Jet.com eliminates its annual membership fee
08.10.2015 285 views
One of the most highly publicized recent e-retail startups is overhauling its business model less than three months into its existence. One analyst says the change could mean that Jet, which has promised the lowest prices online, will not be able to undercut other e-retailers’ prices as much as anticipated.
Jet.com CEO and founder Marc Lore wrote in a blog post today that Jet is eliminating its $50 membership fee, opening the platform to all shoppers free of charge. The marketplace will continue offering free shipping on all orders over $35 and free returns.
“By enabling even more people to embrace this new way of shopping, we believe we can more fully realize our vision of a reshaped e-commerce landscape and deliver unprecedented value to consumers and retailers,” Lore writes.
This represents a big shift for Jet, which until now had said it would sell items essentially at cost and make money only off its $50 annual membership fee. A Jet.com spokeswoman says the business will make money instead from retailer commissions. According to Jet’s partner agreement, Jet charges a 15% base commission on most sales made through the platform, though that rate changes depending on the item’s category. For instance, retailers selling appliances through Jet pay a 15% commission on all items sold for under $300; 8% on all items over that threshold.
The spokeswoman says more consumers will be able to shop at Jet.com as a result of the change. “Now, without an upfront fee, we can appeal to a wider customer base and have a bigger membership community, opening the power of the platform up to more people,” she says.
The company can introduce a fee in the future and wasn’t charging anyone for a membership yet anyway, so its elimination isn’t a huge change, said Sucharita Mulpuru, analyst at Forrester Research Inc.
"They’re not in trouble yet," she said. "They can always introduce a fee later on and promise faster shipping."
While eliminating the membership fee could attract more shoppers, analysts caution it could come at the expense of one of Jet’s core promises—low price. Profitero reported in July that the average price of goods sold on Jet was 9% lower than Amazon and 6% lower than Walmart.com.
That may change, Wells Fargo analyst Matt Nemer wrote in a note today to investors. “Because Jet.com will now be using a portion of seller commissions as a profit stream, we expect less reinvestment in the form of lower prices and ultimately a smaller pricing spread between Jet and other retailers,” Nemer says.

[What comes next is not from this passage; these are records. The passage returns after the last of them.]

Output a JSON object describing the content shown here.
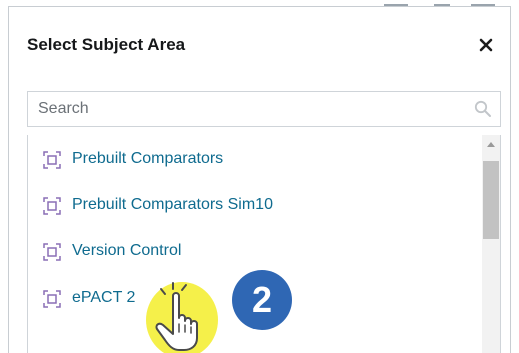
{
  "dialog": {
    "title": "Select Subject Area",
    "close_icon": "close-icon"
  },
  "search": {
    "placeholder": "Search",
    "value": "",
    "icon": "search-icon"
  },
  "subject_areas": [
    {
      "label": "Prebuilt Comparators",
      "icon": "subject-area-icon"
    },
    {
      "label": "Prebuilt Comparators Sim10",
      "icon": "subject-area-icon"
    },
    {
      "label": "Version Control",
      "icon": "subject-area-icon"
    },
    {
      "label": "ePACT 2",
      "icon": "subject-area-icon"
    }
  ],
  "annotation": {
    "step_number": "2",
    "pointer": "hand-pointer-icon",
    "highlight_color": "#f5f04a",
    "badge_color": "#2f67b4"
  },
  "colors": {
    "link": "#0f6b8f",
    "icon": "#8a6fb5",
    "title": "#16181a"
  }
}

ChannelAdvisor CEO David Spitz thinks merchants who sell on Jet could benefit in the long term because of the shift.
“Eliminating the entry barrier to the marketplace will only encourage consumers to explore the site,” Spitz says. “Jet can capture these first-time customers with a great user experience and with the Smart Cart that can help them save money.”
Source: Internet Retailer